Dylan: My granddad Zimmerman had a cousin who made brooms. Hadn't thought of that in years. The times, they are a changin', and my voice, well, yeah, it's sure as hell changing too. People think I do it on purpose, exaggerate its eccentricity. Shit, I'm ragtag enough. Glad you like it, Wendell. I wish I had your Southern pipes. I've heard you give readings on YouTube. Your voice is like an audio version of George Clooney's looks — gilded, sexy — even for an old man.

Berry (blushing a bit, clears his throat, changes subject): Folks at the local association of the blind near my farm make the brooms, sell them to support the association. Best sweep around. Sweeping is like meditation, you know. Probably like playing guitar too. Repetitive. Soothing. You think ol' Willie McTell over in Georgia ever knew blind broom makers?

Dylan: The answer my friend is ... huh, I ain't got any idea. But he sure could play the 12-string. You play any instruments, Wendell? I could teach you C and D chords, real simple, then we walk into the gala and launch into "Million Dollar Bash" or what about "Gotta Serve Somebody"?

Berry: I was thinking "Girl from the North Country," only we change it to "Lowcountry." Me, I'm a fan of your somber, nostalgic lyrics. This town, the South, is all about nostalgia. "Remember me to one who lives there, she once was a true love of mine ..." — and we call out the names of the African-American families who once lived here, who were displaced when the original Gaillard was built. But, yeah, you're right. We probably need something louder, more grating. Maybe we should bring leaf blowers? One decent use for an otherwise unnecessary, ineffective lazy man's gadget.

Dylan: Brilliant! The critics would love it, finally something in tune with my vocals. Hey, before the gala, I'd like to see a few more of the sights in Charleston. You know, those moss-draped plantations. You want to see the land, right, Wendell?

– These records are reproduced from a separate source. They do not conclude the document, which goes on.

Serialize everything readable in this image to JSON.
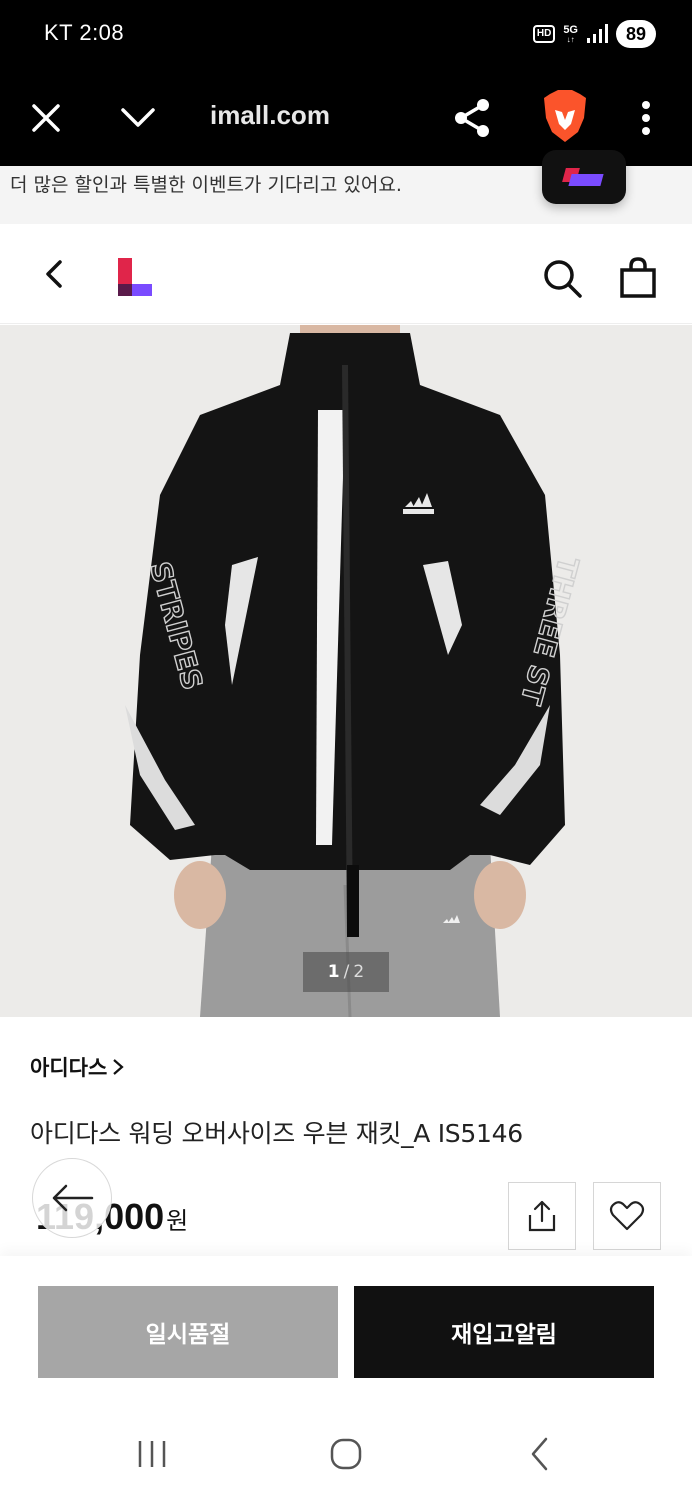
{
  "status_bar": {
    "carrier_time": "KT 2:08",
    "hd_label": "HD",
    "network_label": "5G",
    "battery": "89"
  },
  "browser": {
    "url": "imall.com"
  },
  "promo": {
    "text": "더 많은 할인과 특별한 이벤트가 기다리고 있어요."
  },
  "gallery": {
    "current": "1",
    "separator": "/",
    "total": "2"
  },
  "product": {
    "brand": "아디다스",
    "title": "아디다스 워딩 오버사이즈 우븐 재킷_A IS5146",
    "price": "119,000",
    "currency": "원"
  },
  "actions": {
    "soldout_label": "일시품절",
    "restock_label": "재입고알림"
  },
  "colors": {
    "brand_red": "#e0254a",
    "brand_purple": "#7a4bff",
    "soldout_gray": "#a6a6a6",
    "primary_black": "#111111"
  }
}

Berry: They are out on Highway 61. We could revisit that.

Dylan: Nice. A simple twist of fate —I like it. Better splash down that bourbon, Wendell, looks like a hard rain's about to fall.

Berry: Sure, cheers to you, Bob. To us, and to health, to simplicity and song, to poetry and place, to speaking truth to power blowers (laughs, clinks his glass with Dylan's tea cup). Let's go find some shelter from the storm. I hear there's lots of space over there at the Gaillard.

Stephanie Hunt is a writer, editor, cycling advocate, and old-style broom sweeper in Mt. Pleasant. She is also a contributing editor for Charleston Magazine and writes for numerous regional and national publications.


Subscribe to this thread:

Add a comment

Classified Listings

Powered by Foundation   © Copyright 2016, Charleston City Paper   RSS